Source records
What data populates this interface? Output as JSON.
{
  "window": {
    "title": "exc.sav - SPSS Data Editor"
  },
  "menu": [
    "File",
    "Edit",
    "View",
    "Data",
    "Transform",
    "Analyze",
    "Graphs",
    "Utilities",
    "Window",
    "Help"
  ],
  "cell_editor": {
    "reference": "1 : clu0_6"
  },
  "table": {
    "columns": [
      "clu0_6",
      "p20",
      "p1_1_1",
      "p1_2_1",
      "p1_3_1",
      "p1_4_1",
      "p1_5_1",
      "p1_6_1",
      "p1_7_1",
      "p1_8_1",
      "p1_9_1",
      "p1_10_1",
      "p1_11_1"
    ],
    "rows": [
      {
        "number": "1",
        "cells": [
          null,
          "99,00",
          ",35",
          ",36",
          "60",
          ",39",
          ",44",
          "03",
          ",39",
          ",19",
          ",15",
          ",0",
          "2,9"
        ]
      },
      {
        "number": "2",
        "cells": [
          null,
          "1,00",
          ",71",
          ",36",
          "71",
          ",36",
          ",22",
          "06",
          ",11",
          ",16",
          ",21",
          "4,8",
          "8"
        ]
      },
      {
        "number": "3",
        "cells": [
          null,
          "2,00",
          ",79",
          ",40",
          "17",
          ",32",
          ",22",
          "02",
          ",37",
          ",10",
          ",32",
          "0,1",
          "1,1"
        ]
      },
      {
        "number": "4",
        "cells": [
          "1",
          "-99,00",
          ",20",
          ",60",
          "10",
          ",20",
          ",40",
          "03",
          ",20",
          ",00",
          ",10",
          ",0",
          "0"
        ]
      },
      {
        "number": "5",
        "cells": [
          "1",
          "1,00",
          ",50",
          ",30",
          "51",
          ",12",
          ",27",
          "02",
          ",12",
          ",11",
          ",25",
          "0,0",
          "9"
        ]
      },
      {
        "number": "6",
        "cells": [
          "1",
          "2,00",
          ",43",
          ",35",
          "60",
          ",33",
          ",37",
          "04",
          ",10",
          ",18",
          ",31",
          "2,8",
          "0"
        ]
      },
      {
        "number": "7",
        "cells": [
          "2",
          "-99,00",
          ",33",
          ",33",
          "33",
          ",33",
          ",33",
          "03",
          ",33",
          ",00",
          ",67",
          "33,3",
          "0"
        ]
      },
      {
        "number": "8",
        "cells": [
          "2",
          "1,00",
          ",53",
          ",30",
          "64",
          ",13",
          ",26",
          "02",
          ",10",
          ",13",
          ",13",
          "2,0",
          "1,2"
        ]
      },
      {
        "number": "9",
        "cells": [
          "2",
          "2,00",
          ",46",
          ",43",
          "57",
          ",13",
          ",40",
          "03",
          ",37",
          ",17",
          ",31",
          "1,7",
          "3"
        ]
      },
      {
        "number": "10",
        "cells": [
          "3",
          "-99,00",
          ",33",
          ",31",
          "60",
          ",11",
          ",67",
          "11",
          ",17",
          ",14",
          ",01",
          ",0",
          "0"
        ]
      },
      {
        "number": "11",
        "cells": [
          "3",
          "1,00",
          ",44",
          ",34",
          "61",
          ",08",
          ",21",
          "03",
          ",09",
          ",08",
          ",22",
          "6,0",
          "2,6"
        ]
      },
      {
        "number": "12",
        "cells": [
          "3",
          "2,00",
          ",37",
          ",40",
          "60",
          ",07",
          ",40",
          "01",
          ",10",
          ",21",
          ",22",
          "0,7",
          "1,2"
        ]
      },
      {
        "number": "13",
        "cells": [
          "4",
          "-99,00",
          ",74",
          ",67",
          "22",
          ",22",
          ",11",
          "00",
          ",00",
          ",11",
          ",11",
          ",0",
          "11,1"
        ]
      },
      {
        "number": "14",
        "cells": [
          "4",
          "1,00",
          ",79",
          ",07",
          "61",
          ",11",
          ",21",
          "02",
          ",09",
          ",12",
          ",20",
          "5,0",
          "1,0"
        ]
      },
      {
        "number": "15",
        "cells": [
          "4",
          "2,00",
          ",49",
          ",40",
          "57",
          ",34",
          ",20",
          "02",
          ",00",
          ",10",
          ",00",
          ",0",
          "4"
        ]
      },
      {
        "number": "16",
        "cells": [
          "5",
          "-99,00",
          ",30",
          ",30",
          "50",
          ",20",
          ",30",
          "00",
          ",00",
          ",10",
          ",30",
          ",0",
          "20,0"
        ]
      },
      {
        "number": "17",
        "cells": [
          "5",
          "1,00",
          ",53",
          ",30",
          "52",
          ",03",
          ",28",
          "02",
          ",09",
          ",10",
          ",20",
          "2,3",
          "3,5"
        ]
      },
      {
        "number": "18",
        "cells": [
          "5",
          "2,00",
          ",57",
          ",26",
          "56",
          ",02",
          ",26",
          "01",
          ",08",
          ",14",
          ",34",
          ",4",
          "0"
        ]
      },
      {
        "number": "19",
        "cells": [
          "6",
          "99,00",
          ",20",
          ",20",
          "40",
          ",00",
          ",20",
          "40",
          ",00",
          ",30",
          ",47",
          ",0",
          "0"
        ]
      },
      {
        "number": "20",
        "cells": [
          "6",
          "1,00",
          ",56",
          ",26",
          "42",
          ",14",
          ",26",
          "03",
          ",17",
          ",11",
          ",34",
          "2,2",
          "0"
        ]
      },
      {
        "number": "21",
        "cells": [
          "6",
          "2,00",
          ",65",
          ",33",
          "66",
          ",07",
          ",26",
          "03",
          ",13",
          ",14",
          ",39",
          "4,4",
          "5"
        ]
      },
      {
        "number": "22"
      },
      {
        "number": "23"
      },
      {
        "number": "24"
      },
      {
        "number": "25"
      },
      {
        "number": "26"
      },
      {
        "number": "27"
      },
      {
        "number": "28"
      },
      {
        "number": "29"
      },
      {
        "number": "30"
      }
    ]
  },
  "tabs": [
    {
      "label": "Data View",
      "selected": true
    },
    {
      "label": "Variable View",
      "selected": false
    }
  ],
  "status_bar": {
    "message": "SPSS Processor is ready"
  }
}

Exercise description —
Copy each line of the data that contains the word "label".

Solution —
      "label": "Data View",
      "label": "Variable View",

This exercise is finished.